The current console cycle is over. Long live the ninth console generation that begins with Microsoft’s latest game console, Project Scorpio, to hit shelves during the 2017 holiday season.
At its Xbox E3 2016 press briefing on Monday, Microsoft confirmed the development of Project Scorpio, a new game console that will deliver six teraflops of computing power. A teraflop is a measurement of how many operations a computer is capable of processing per second. The Xbox One offers 1.3 teraflops of power.
With Project Scorpio, we’re talking about a console that is almost five times as powerful as the Xbox One.
Xbox boss Phil Spencer closed the Xbox E3 2016 press briefing with the Project Scorpio reveal, and stressed that the Xbox One, Xbox One S, and Project Scorpio will all be part of the same ecosystem.

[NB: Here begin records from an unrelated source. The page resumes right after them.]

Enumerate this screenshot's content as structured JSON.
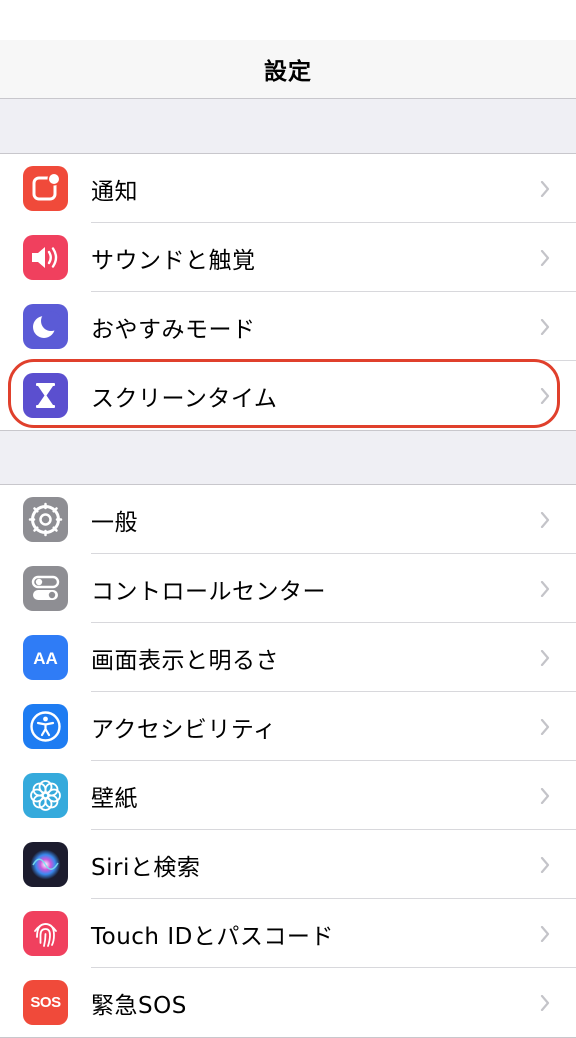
{
  "nav": {
    "title": "設定"
  },
  "groups": [
    {
      "items": [
        {
          "label": "通知",
          "icon": "notifications-icon",
          "color": "#f04a3a"
        },
        {
          "label": "サウンドと触覚",
          "icon": "sounds-icon",
          "color": "#f0405e"
        },
        {
          "label": "おやすみモード",
          "icon": "moon-icon",
          "color": "#5b5bd6"
        },
        {
          "label": "スクリーンタイム",
          "icon": "hourglass-icon",
          "color": "#5b4fcf"
        }
      ]
    },
    {
      "items": [
        {
          "label": "一般",
          "icon": "gear-icon",
          "color": "#8e8e93"
        },
        {
          "label": "コントロールセンター",
          "icon": "toggles-icon",
          "color": "#8e8e93"
        },
        {
          "label": "画面表示と明るさ",
          "icon": "display-aa-icon",
          "color": "#2f7cf6"
        },
        {
          "label": "アクセシビリティ",
          "icon": "accessibility-icon",
          "color": "#1e7cf2"
        },
        {
          "label": "壁紙",
          "icon": "wallpaper-flower-icon",
          "color": "#35aadc"
        },
        {
          "label": "Siriと検索",
          "icon": "siri-icon",
          "color": "#1c1c2e"
        },
        {
          "label": "Touch IDとパスコード",
          "icon": "fingerprint-icon",
          "color": "#f0405e"
        },
        {
          "label": "緊急SOS",
          "icon": "sos-icon",
          "color": "#f04a3a",
          "icon_text": "SOS"
        }
      ]
    }
  ],
  "highlighted_item": "スクリーンタイム"
}
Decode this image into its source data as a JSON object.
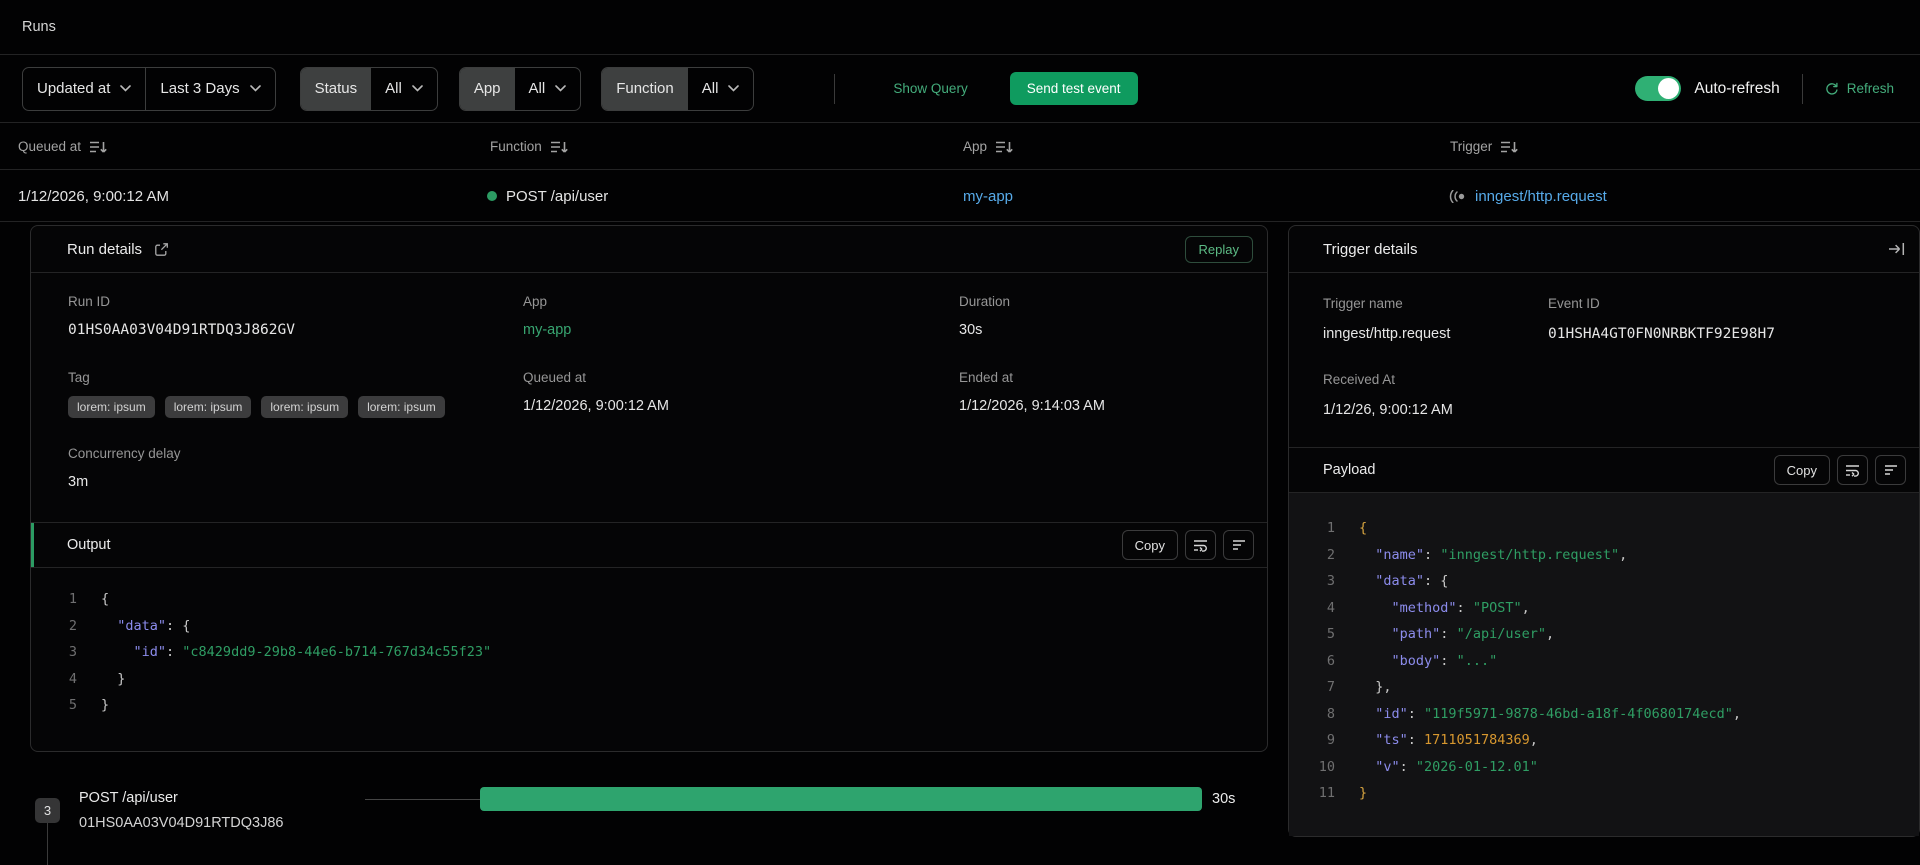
{
  "colors": {
    "accent_green": "#2c9b63",
    "link_blue": "#57aae9",
    "bar_green": "#2ea46e",
    "key_purple": "#8c8cec",
    "number_orange": "#d7972f"
  },
  "header": {
    "title": "Runs"
  },
  "filters": {
    "sort_field": "Updated at",
    "time_range": "Last 3 Days",
    "status_label": "Status",
    "status_value": "All",
    "app_label": "App",
    "app_value": "All",
    "function_label": "Function",
    "function_value": "All",
    "show_query": "Show Query",
    "send_test_event": "Send test event",
    "auto_refresh": "Auto-refresh",
    "refresh": "Refresh"
  },
  "table": {
    "headers": {
      "queued_at": "Queued at",
      "function": "Function",
      "app": "App",
      "trigger": "Trigger"
    },
    "row": {
      "queued_at": "1/12/2026, 9:00:12 AM",
      "function": "POST /api/user",
      "app": "my-app",
      "trigger": "inngest/http.request"
    }
  },
  "run_details": {
    "title": "Run details",
    "replay": "Replay",
    "run_id_label": "Run ID",
    "run_id": "01HS0AA03V04D91RTDQ3J862GV",
    "app_label": "App",
    "app": "my-app",
    "duration_label": "Duration",
    "duration": "30s",
    "tag_label": "Tag",
    "tags": [
      "lorem: ipsum",
      "lorem: ipsum",
      "lorem: ipsum",
      "lorem: ipsum"
    ],
    "queued_at_label": "Queued at",
    "queued_at": "1/12/2026, 9:00:12 AM",
    "ended_at_label": "Ended at",
    "ended_at": "1/12/2026, 9:14:03 AM",
    "concurrency_label": "Concurrency delay",
    "concurrency": "3m"
  },
  "output": {
    "title": "Output",
    "copy": "Copy",
    "code": [
      {
        "n": "1",
        "tokens": [
          [
            "punc",
            "{"
          ]
        ]
      },
      {
        "n": "2",
        "tokens": [
          [
            "punc",
            "  "
          ],
          [
            "key",
            "\"data\""
          ],
          [
            "punc",
            ": {"
          ]
        ]
      },
      {
        "n": "3",
        "tokens": [
          [
            "punc",
            "    "
          ],
          [
            "key",
            "\"id\""
          ],
          [
            "punc",
            ": "
          ],
          [
            "str",
            "\"c8429dd9-29b8-44e6-b714-767d34c55f23\""
          ]
        ]
      },
      {
        "n": "4",
        "tokens": [
          [
            "punc",
            "  }"
          ]
        ]
      },
      {
        "n": "5",
        "tokens": [
          [
            "punc",
            "}"
          ]
        ]
      }
    ]
  },
  "trigger_details": {
    "title": "Trigger details",
    "trigger_name_label": "Trigger name",
    "trigger_name": "inngest/http.request",
    "event_id_label": "Event ID",
    "event_id": "01HSHA4GT0FN0NRBKTF92E98H7",
    "received_at_label": "Received At",
    "received_at": "1/12/26, 9:00:12 AM",
    "payload": {
      "title": "Payload",
      "copy": "Copy",
      "code": [
        {
          "n": "1",
          "tokens": [
            [
              "brace",
              "{"
            ]
          ]
        },
        {
          "n": "2",
          "tokens": [
            [
              "punc",
              "  "
            ],
            [
              "key",
              "\"name\""
            ],
            [
              "punc",
              ": "
            ],
            [
              "str",
              "\"inngest/http.request\""
            ],
            [
              "punc",
              ","
            ]
          ]
        },
        {
          "n": "3",
          "tokens": [
            [
              "punc",
              "  "
            ],
            [
              "key",
              "\"data\""
            ],
            [
              "punc",
              ": {"
            ]
          ]
        },
        {
          "n": "4",
          "tokens": [
            [
              "punc",
              "    "
            ],
            [
              "key",
              "\"method\""
            ],
            [
              "punc",
              ": "
            ],
            [
              "str",
              "\"POST\""
            ],
            [
              "punc",
              ","
            ]
          ]
        },
        {
          "n": "5",
          "tokens": [
            [
              "punc",
              "    "
            ],
            [
              "key",
              "\"path\""
            ],
            [
              "punc",
              ": "
            ],
            [
              "str",
              "\"/api/user\""
            ],
            [
              "punc",
              ","
            ]
          ]
        },
        {
          "n": "6",
          "tokens": [
            [
              "punc",
              "    "
            ],
            [
              "key",
              "\"body\""
            ],
            [
              "punc",
              ": "
            ],
            [
              "str",
              "\"...\""
            ]
          ]
        },
        {
          "n": "7",
          "tokens": [
            [
              "punc",
              "  },"
            ]
          ]
        },
        {
          "n": "8",
          "tokens": [
            [
              "punc",
              "  "
            ],
            [
              "key",
              "\"id\""
            ],
            [
              "punc",
              ": "
            ],
            [
              "str",
              "\"119f5971-9878-46bd-a18f-4f0680174ecd\""
            ],
            [
              "punc",
              ","
            ]
          ]
        },
        {
          "n": "9",
          "tokens": [
            [
              "punc",
              "  "
            ],
            [
              "key",
              "\"ts\""
            ],
            [
              "punc",
              ": "
            ],
            [
              "num",
              "1711051784369"
            ],
            [
              "punc",
              ","
            ]
          ]
        },
        {
          "n": "10",
          "tokens": [
            [
              "punc",
              "  "
            ],
            [
              "key",
              "\"v\""
            ],
            [
              "punc",
              ": "
            ],
            [
              "str",
              "\"2026-01-12.01\""
            ]
          ]
        },
        {
          "n": "11",
          "tokens": [
            [
              "brace",
              "}"
            ]
          ]
        }
      ]
    }
  },
  "timeline": {
    "count": "3",
    "step_name": "POST /api/user",
    "step_id": "01HS0AA03V04D91RTDQ3J86",
    "duration": "30s"
  }
}
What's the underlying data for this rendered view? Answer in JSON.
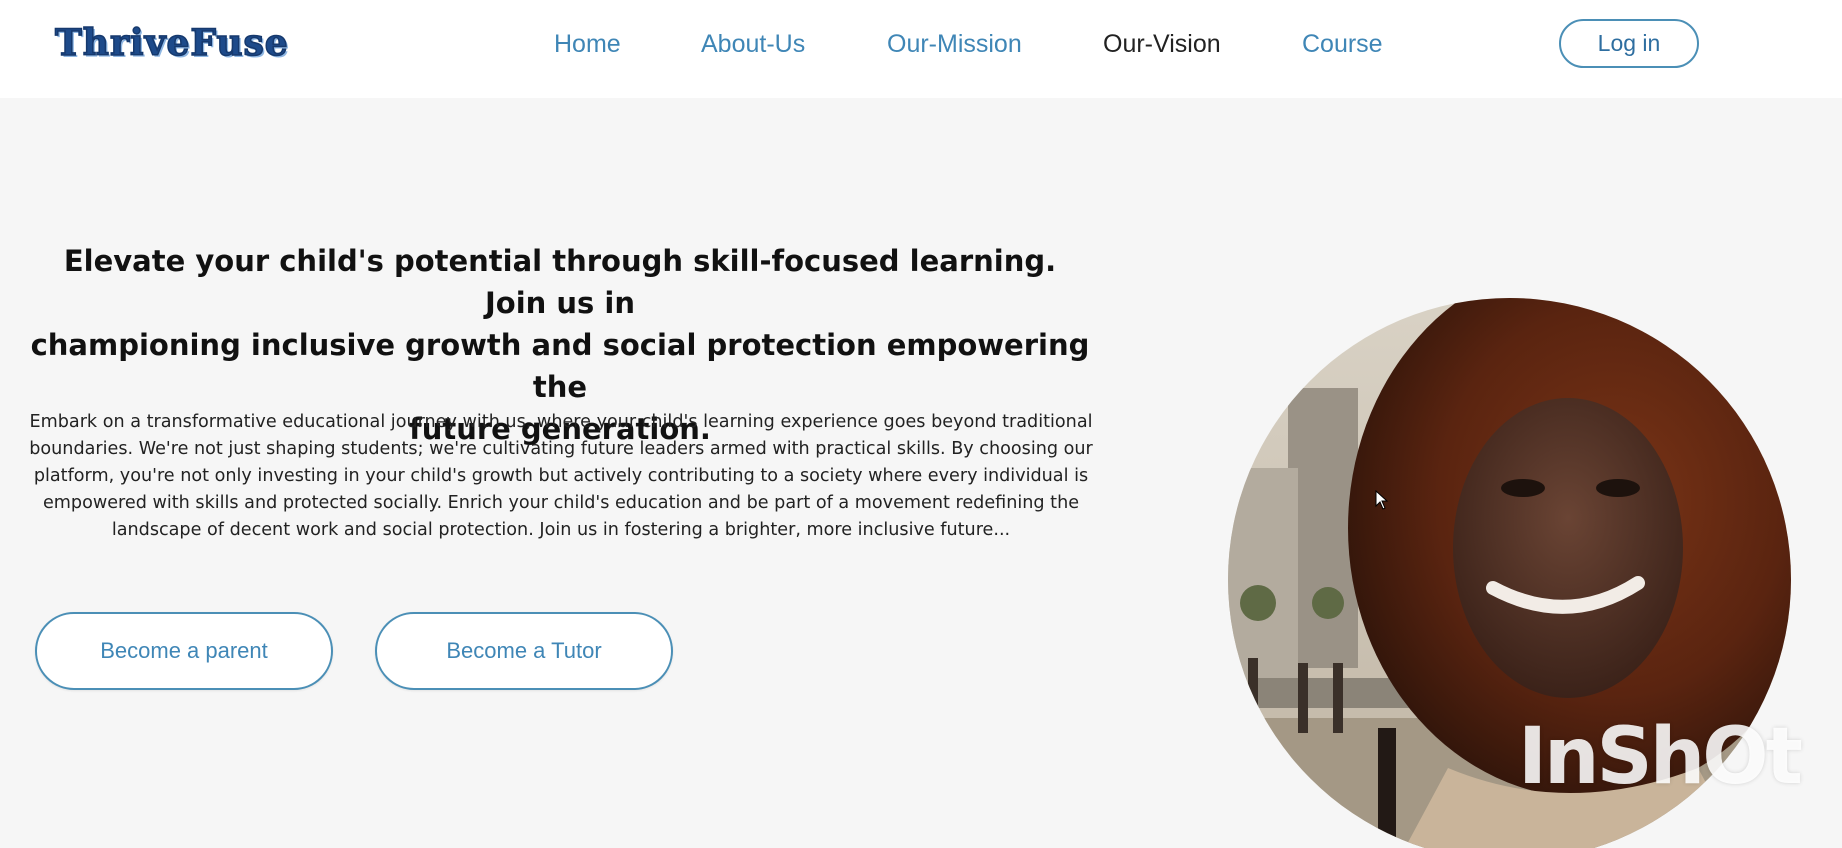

The Project Scorpio reveal also included numerous references to support for VR. If there’s anything that the release of the Oculus Rift and HTC Vive have taught us, it’s that the system requires hardware of a clearly superior class to the specs of a mid-grade gaming PC build.
With a new console as powerful as Microsoft claims Project Scorpio to be, we’re effectively talking about the launch of a new console generation—four years after the launch of the eighth console generation with the PlayStation 4 and Xbox One.
Four years is more in line with how long consoles generations have lasted traditionally. The long lifespans of the PlayStation 3 and Xbox 360 truly were aberrations in the grand scheme of things.